Professor William Barclay reminds us that “it was not through carelessness that his parents did not miss Jesus. Usually the women started out much earlier than the men. The two sections would not meet until the evening encampment was reached when they realised in horror that Jesus was not there”.  After rushing back to Jerusalem it took them three frantic, anxious and no doubt harrowing days to find him in the Temple.  We are not told who looked after Jesus during this period, who fed him, where he slept, how he felt  or if he was concerned in any way.
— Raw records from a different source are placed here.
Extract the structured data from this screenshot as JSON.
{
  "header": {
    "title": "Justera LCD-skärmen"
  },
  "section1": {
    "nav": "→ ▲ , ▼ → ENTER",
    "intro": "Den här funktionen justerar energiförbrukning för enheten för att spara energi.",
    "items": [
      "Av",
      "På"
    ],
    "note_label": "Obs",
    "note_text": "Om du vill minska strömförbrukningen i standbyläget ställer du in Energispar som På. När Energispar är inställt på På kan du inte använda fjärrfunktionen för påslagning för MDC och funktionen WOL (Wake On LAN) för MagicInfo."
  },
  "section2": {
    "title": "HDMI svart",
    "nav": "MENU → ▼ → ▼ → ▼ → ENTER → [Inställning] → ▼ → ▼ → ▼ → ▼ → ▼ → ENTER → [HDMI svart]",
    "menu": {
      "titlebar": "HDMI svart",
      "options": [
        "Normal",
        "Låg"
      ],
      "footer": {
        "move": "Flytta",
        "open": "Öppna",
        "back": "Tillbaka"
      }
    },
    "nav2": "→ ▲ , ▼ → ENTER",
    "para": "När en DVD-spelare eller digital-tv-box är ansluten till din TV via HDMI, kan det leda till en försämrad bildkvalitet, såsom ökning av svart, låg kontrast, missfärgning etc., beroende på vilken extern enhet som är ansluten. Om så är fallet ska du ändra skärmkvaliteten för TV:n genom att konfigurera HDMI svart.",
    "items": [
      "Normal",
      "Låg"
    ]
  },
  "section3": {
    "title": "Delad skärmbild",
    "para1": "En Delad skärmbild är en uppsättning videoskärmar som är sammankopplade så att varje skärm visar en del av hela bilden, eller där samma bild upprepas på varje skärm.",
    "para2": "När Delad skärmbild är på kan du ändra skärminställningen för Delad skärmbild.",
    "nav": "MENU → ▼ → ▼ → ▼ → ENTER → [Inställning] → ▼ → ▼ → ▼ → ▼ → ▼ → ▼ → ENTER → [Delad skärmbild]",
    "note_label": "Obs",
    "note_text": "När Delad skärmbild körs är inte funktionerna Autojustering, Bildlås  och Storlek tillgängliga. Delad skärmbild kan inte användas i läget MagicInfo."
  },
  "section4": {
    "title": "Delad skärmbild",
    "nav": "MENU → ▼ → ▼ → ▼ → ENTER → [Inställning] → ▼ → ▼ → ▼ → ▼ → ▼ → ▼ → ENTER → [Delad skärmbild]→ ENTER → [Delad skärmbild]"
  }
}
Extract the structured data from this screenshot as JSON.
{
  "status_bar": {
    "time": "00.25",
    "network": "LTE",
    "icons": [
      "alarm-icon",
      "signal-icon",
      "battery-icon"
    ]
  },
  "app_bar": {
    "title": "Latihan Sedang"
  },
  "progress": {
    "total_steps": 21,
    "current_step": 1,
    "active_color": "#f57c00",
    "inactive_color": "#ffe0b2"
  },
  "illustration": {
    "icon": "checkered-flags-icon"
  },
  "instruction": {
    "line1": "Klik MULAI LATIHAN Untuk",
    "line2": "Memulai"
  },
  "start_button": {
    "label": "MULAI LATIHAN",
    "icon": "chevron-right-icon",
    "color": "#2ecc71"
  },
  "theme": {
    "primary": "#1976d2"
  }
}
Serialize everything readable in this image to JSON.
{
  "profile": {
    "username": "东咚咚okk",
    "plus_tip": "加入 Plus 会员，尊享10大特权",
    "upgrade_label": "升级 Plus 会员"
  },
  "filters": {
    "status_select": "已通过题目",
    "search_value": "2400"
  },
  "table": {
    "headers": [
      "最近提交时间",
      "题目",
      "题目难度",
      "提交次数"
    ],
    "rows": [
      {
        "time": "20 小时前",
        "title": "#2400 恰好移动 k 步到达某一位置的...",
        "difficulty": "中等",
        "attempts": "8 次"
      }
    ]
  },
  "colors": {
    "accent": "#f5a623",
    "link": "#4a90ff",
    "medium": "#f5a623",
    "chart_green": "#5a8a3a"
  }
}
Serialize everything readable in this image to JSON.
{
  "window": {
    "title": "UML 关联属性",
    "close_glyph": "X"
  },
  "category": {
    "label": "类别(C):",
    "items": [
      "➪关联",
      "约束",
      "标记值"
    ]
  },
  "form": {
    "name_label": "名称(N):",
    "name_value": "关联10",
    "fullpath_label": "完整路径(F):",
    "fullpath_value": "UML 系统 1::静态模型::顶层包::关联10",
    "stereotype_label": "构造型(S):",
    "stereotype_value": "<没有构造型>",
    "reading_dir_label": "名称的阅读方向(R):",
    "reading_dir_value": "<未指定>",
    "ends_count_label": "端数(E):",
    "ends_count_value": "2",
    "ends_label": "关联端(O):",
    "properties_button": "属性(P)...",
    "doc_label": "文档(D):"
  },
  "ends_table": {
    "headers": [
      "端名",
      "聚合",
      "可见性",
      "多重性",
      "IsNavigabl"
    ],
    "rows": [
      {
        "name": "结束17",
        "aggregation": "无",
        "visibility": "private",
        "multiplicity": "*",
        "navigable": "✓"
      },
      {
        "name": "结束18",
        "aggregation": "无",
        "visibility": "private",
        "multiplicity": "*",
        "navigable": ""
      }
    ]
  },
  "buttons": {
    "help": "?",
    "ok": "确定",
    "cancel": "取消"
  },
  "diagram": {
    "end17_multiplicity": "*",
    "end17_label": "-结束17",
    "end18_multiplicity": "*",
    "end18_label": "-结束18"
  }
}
All we know is that Jesus seems genuinely surprised that his parents would not have known that he was in “his Father’s house”.

Professor Barclay comments further “See how very gently but definitely Jesus takes that name “father” from Joseph and gives it to God. At some time Jesus must have discovered his own unique relationship with God. At this first Passover, with manhood dawning, there came a sudden realization that he was, in a unique sense,  the Son of God”.

At the beginning of this new year may we not only ponder and treasure, like Mary,  the question raised by Jesus “Did you not know?” but take encouragement and hope from Isaiah when a similar question was asked about God:-

Have you not known?

Have you not heard?

The everlasting God, the Lord,

The Creator of the ends of the earth,

Neither faints nor is weary.

His understanding is unsearchable.

He gives power to the weak,

And to those who have no might He increases strength.

Even youths shall faint and be weary.

But those who wait on the Lord

Shall renew their strength;

They shall mount up with wings like eagles,

They shall run and not be weary,

They shall walk and not faint.